(Exercise)
Leave out the pictures and retype everything else in the records below exactly.

#####

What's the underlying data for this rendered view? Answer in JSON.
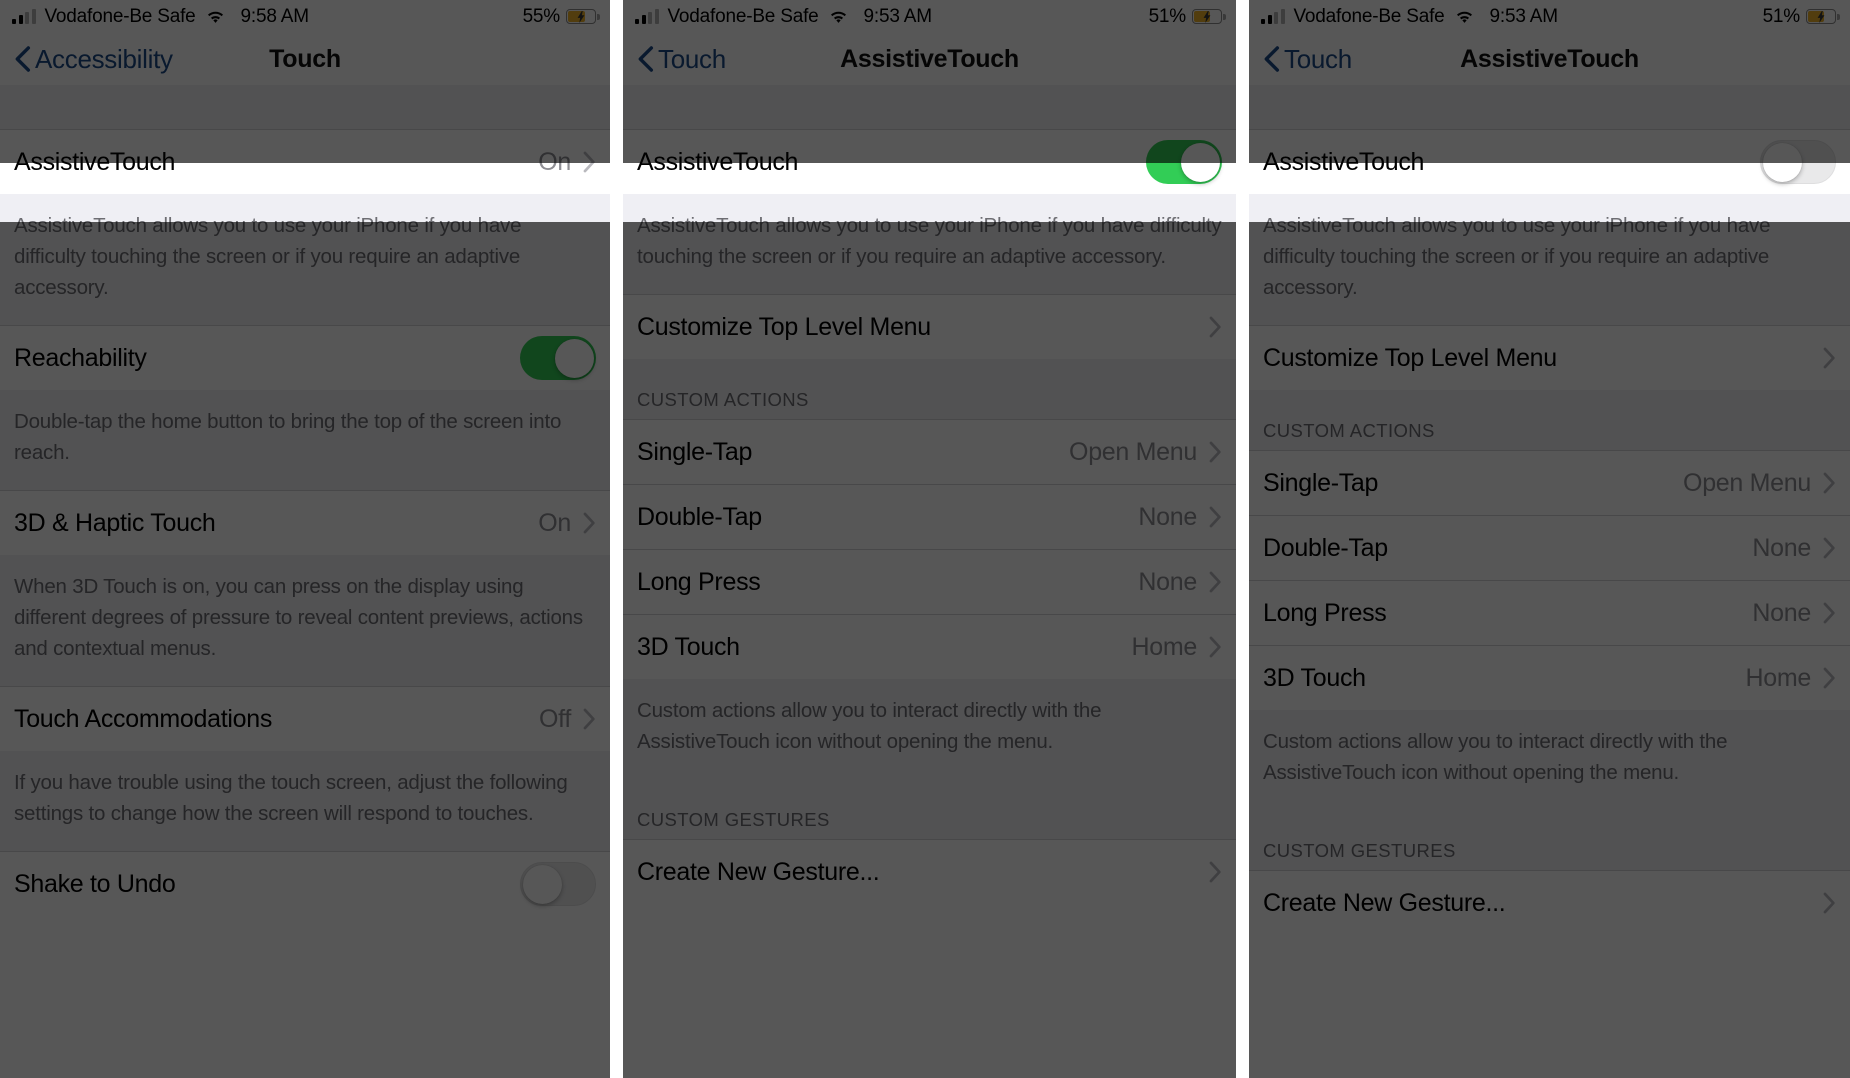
{
  "status_bar": {
    "carrier": "Vodafone-Be Safe",
    "signal_icon": "cellular-signal-icon",
    "wifi_icon": "wifi-icon",
    "battery_icon": "battery-charging-icon",
    "panel1": {
      "time": "9:58 AM",
      "battery_percent": "55%"
    },
    "panel2": {
      "time": "9:53 AM",
      "battery_percent": "51%"
    },
    "panel3": {
      "time": "9:53 AM",
      "battery_percent": "51%"
    }
  },
  "colors": {
    "accent_blue": "#1b4a88",
    "toggle_on_green": "#32cd56",
    "toggle_off_gray": "#e9e9ea",
    "battery_yellow": "#f0b429",
    "secondary_text": "#8e8e93",
    "group_bg": "#efeff4",
    "dim_overlay": "rgba(0,0,0,0.66)"
  },
  "panel1": {
    "nav": {
      "back_label": "Accessibility",
      "back_icon": "chevron-left-icon",
      "title": "Touch"
    },
    "rows": [
      {
        "label": "AssistiveTouch",
        "value": "On",
        "accessory": "chevron-right-icon"
      },
      {
        "label": "Reachability",
        "accessory": "toggle",
        "toggle": "on"
      },
      {
        "label": "3D & Haptic Touch",
        "value": "On",
        "accessory": "chevron-right-icon"
      },
      {
        "label": "Touch Accommodations",
        "value": "Off",
        "accessory": "chevron-right-icon"
      },
      {
        "label": "Shake to Undo",
        "accessory": "toggle",
        "toggle": "off"
      }
    ],
    "footers": {
      "assistivetouch": "AssistiveTouch allows you to use your iPhone if you have difficulty touching the screen or if you require an adaptive accessory.",
      "reachability": "Double-tap the home button to bring the top of the screen into reach.",
      "haptic": "When 3D Touch is on, you can press on the display using different degrees of pressure to reveal content previews, actions and contextual menus.",
      "accommodations": "If you have trouble using the touch screen, adjust the following settings to change how the screen will respond to touches."
    }
  },
  "panel2": {
    "nav": {
      "back_label": "Touch",
      "back_icon": "chevron-left-icon",
      "title": "AssistiveTouch"
    },
    "toggle_row": {
      "label": "AssistiveTouch",
      "toggle": "on"
    },
    "footer_main": "AssistiveTouch allows you to use your iPhone if you have difficulty touching the screen or if you require an adaptive accessory.",
    "customize_row": {
      "label": "Customize Top Level Menu",
      "accessory": "chevron-right-icon"
    },
    "custom_actions_header": "CUSTOM ACTIONS",
    "custom_actions": [
      {
        "label": "Single-Tap",
        "value": "Open Menu",
        "accessory": "chevron-right-icon"
      },
      {
        "label": "Double-Tap",
        "value": "None",
        "accessory": "chevron-right-icon"
      },
      {
        "label": "Long Press",
        "value": "None",
        "accessory": "chevron-right-icon"
      },
      {
        "label": "3D Touch",
        "value": "Home",
        "accessory": "chevron-right-icon"
      }
    ],
    "custom_actions_footer": "Custom actions allow you to interact directly with the AssistiveTouch icon without opening the menu.",
    "custom_gestures_header": "CUSTOM GESTURES",
    "create_gesture_row": {
      "label": "Create New Gesture...",
      "accessory": "chevron-right-icon"
    }
  },
  "panel3": {
    "nav": {
      "back_label": "Touch",
      "back_icon": "chevron-left-icon",
      "title": "AssistiveTouch"
    },
    "toggle_row": {
      "label": "AssistiveTouch",
      "toggle": "off"
    },
    "footer_main": "AssistiveTouch allows you to use your iPhone if you have difficulty touching the screen or if you require an adaptive accessory.",
    "customize_row": {
      "label": "Customize Top Level Menu",
      "accessory": "chevron-right-icon"
    },
    "custom_actions_header": "CUSTOM ACTIONS",
    "custom_actions": [
      {
        "label": "Single-Tap",
        "value": "Open Menu",
        "accessory": "chevron-right-icon"
      },
      {
        "label": "Double-Tap",
        "value": "None",
        "accessory": "chevron-right-icon"
      },
      {
        "label": "Long Press",
        "value": "None",
        "accessory": "chevron-right-icon"
      },
      {
        "label": "3D Touch",
        "value": "Home",
        "accessory": "chevron-right-icon"
      }
    ],
    "custom_actions_footer": "Custom actions allow you to interact directly with the AssistiveTouch icon without opening the menu.",
    "custom_gestures_header": "CUSTOM GESTURES",
    "create_gesture_row": {
      "label": "Create New Gesture...",
      "accessory": "chevron-right-icon"
    }
  }
}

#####

(Task answer)
What's the underlying data for this rendered view? Answer in JSON.
{
  "status_bar": {
    "carrier": "Vodafone-Be Safe",
    "signal_icon": "cellular-signal-icon",
    "wifi_icon": "wifi-icon",
    "battery_icon": "battery-charging-icon",
    "panel1": {
      "time": "9:58 AM",
      "battery_percent": "55%"
    },
    "panel2": {
      "time": "9:53 AM",
      "battery_percent": "51%"
    },
    "panel3": {
      "time": "9:53 AM",
      "battery_percent": "51%"
    }
  },
  "colors": {
    "accent_blue": "#1b4a88",
    "toggle_on_green": "#32cd56",
    "toggle_off_gray": "#e9e9ea",
    "battery_yellow": "#f0b429",
    "secondary_text": "#8e8e93",
    "group_bg": "#efeff4",
    "dim_overlay": "rgba(0,0,0,0.66)"
  },
  "panel1": {
    "nav": {
      "back_label": "Accessibility",
      "back_icon": "chevron-left-icon",
      "title": "Touch"
    },
    "rows": [
      {
        "label": "AssistiveTouch",
        "value": "On",
        "accessory": "chevron-right-icon"
      },
      {
        "label": "Reachability",
        "accessory": "toggle",
        "toggle": "on"
      },
      {
        "label": "3D & Haptic Touch",
        "value": "On",
        "accessory": "chevron-right-icon"
      },
      {
        "label": "Touch Accommodations",
        "value": "Off",
        "accessory": "chevron-right-icon"
      },
      {
        "label": "Shake to Undo",
        "accessory": "toggle",
        "toggle": "off"
      }
    ],
    "footers": {
      "assistivetouch": "AssistiveTouch allows you to use your iPhone if you have difficulty touching the screen or if you require an adaptive accessory.",
      "reachability": "Double-tap the home button to bring the top of the screen into reach.",
      "haptic": "When 3D Touch is on, you can press on the display using different degrees of pressure to reveal content previews, actions and contextual menus.",
      "accommodations": "If you have trouble using the touch screen, adjust the following settings to change how the screen will respond to touches."
    }
  },
  "panel2": {
    "nav": {
      "back_label": "Touch",
      "back_icon": "chevron-left-icon",
      "title": "AssistiveTouch"
    },
    "toggle_row": {
      "label": "AssistiveTouch",
      "toggle": "on"
    },
    "footer_main": "AssistiveTouch allows you to use your iPhone if you have difficulty touching the screen or if you require an adaptive accessory.",
    "customize_row": {
      "label": "Customize Top Level Menu",
      "accessory": "chevron-right-icon"
    },
    "custom_actions_header": "CUSTOM ACTIONS",
    "custom_actions": [
      {
        "label": "Single-Tap",
        "value": "Open Menu",
        "accessory": "chevron-right-icon"
      },
      {
        "label": "Double-Tap",
        "value": "None",
        "accessory": "chevron-right-icon"
      },
      {
        "label": "Long Press",
        "value": "None",
        "accessory": "chevron-right-icon"
      },
      {
        "label": "3D Touch",
        "value": "Home",
        "accessory": "chevron-right-icon"
      }
    ],
    "custom_actions_footer": "Custom actions allow you to interact directly with the AssistiveTouch icon without opening the menu.",
    "custom_gestures_header": "CUSTOM GESTURES",
    "create_gesture_row": {
      "label": "Create New Gesture...",
      "accessory": "chevron-right-icon"
    }
  },
  "panel3": {
    "nav": {
      "back_label": "Touch",
      "back_icon": "chevron-left-icon",
      "title": "AssistiveTouch"
    },
    "toggle_row": {
      "label": "AssistiveTouch",
      "toggle": "off"
    },
    "footer_main": "AssistiveTouch allows you to use your iPhone if you have difficulty touching the screen or if you require an adaptive accessory.",
    "customize_row": {
      "label": "Customize Top Level Menu",
      "accessory": "chevron-right-icon"
    },
    "custom_actions_header": "CUSTOM ACTIONS",
    "custom_actions": [
      {
        "label": "Single-Tap",
        "value": "Open Menu",
        "accessory": "chevron-right-icon"
      },
      {
        "label": "Double-Tap",
        "value": "None",
        "accessory": "chevron-right-icon"
      },
      {
        "label": "Long Press",
        "value": "None",
        "accessory": "chevron-right-icon"
      },
      {
        "label": "3D Touch",
        "value": "Home",
        "accessory": "chevron-right-icon"
      }
    ],
    "custom_actions_footer": "Custom actions allow you to interact directly with the AssistiveTouch icon without opening the menu.",
    "custom_gestures_header": "CUSTOM GESTURES",
    "create_gesture_row": {
      "label": "Create New Gesture...",
      "accessory": "chevron-right-icon"
    }
  }
}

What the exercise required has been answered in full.